> [DATA UNDER STUDY]
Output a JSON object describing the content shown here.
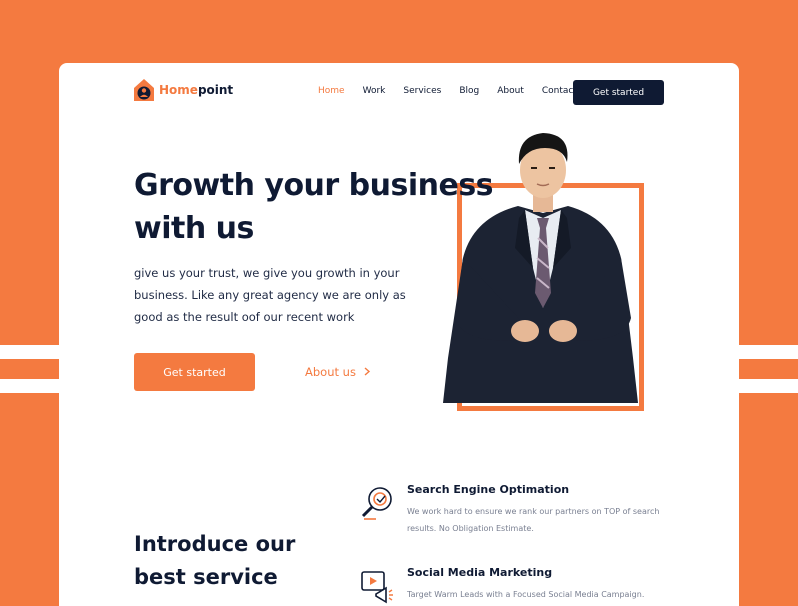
{
  "brand": {
    "name_part1": "Home",
    "name_part2": "point",
    "accent_color": "#F47A40",
    "dark_color": "#0F1A33"
  },
  "nav": {
    "items": [
      "Home",
      "Work",
      "Services",
      "Blog",
      "About",
      "Contact"
    ],
    "active": "Home",
    "cta_label": "Get started"
  },
  "hero": {
    "title_line1": "Growth your business",
    "title_line2": "with us",
    "description": "give us your trust, we give you growth in your business. Like any great agency we are only as good as the result oof our recent work",
    "primary_button": "Get started",
    "secondary_link": "About us",
    "secondary_link_icon": "chevron-right-icon"
  },
  "services_section": {
    "title_line1": "Introduce our",
    "title_line2": "best service",
    "items": [
      {
        "title": "Search Engine Optimation",
        "description": "We work hard to ensure we rank our partners on TOP of search results. No Obligation Estimate.",
        "icon": "seo-magnifier-icon"
      },
      {
        "title": "Social Media Marketing",
        "description": "Target Warm Leads with a Focused Social Media Campaign.",
        "icon": "megaphone-video-icon"
      }
    ]
  }
}
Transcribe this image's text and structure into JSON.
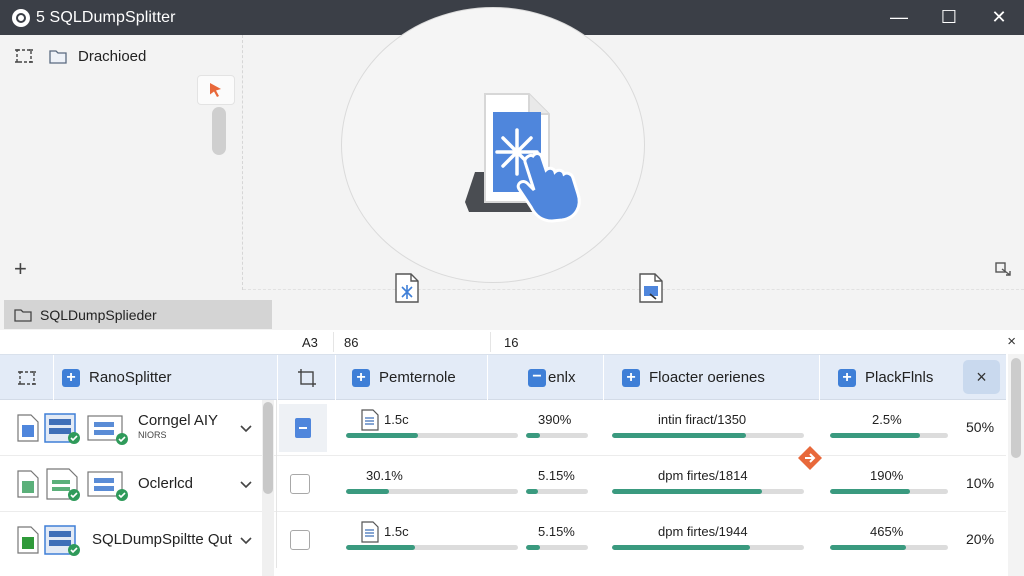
{
  "window": {
    "title": "5 SQLDumpSplitter",
    "minimize": "—",
    "maximize": "☐",
    "close": "✕"
  },
  "left_panel": {
    "label": "Drachioed",
    "add": "+"
  },
  "section": {
    "tab_label": "SQLDumpSplieder"
  },
  "grid": {
    "col_heads": [
      "A3",
      "86",
      "16"
    ],
    "col_close": "×",
    "headers": {
      "name": "RanoSplitter",
      "col1": "Pemternole",
      "col2": "enlx",
      "col3": "Floacter oerienes",
      "col4": "PlackFlnls",
      "close": "×"
    },
    "rows": [
      {
        "name": "Corngel AIY",
        "sub": "NIORS",
        "size": "1.5c",
        "size_fill": 0.42,
        "rate": "390%",
        "rate_fill": 0.22,
        "files": "intin firact/1350",
        "files_fill": 0.7,
        "ratio": "2.5%",
        "ratio_fill": 0.76,
        "progress": "50%",
        "selected": true
      },
      {
        "name": "Oclerlcd",
        "sub": "",
        "size": "30.1%",
        "size_fill": 0.25,
        "rate": "5.15%",
        "rate_fill": 0.2,
        "files": "dpm firtes/1814",
        "files_fill": 0.78,
        "ratio": "190%",
        "ratio_fill": 0.68,
        "progress": "10%",
        "selected": false
      },
      {
        "name": "SQLDumpSpiltte Qut",
        "sub": "",
        "size": "1.5c",
        "size_fill": 0.4,
        "rate": "5.15%",
        "rate_fill": 0.22,
        "files": "dpm firtes/1944",
        "files_fill": 0.72,
        "ratio": "465%",
        "ratio_fill": 0.64,
        "progress": "20%",
        "selected": false
      }
    ]
  },
  "colors": {
    "titlebar": "#3b3f47",
    "accent": "#3f7fd7",
    "progress": "#3a9a7f",
    "header_bg": "#e3ebf7",
    "warning": "#e8683a"
  }
}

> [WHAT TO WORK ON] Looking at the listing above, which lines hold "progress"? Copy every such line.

> [EXERCISE SOLUTION]
        "progress": "50%",
        "progress": "10%",
        "progress": "20%",
    "progress": "#3a9a7f",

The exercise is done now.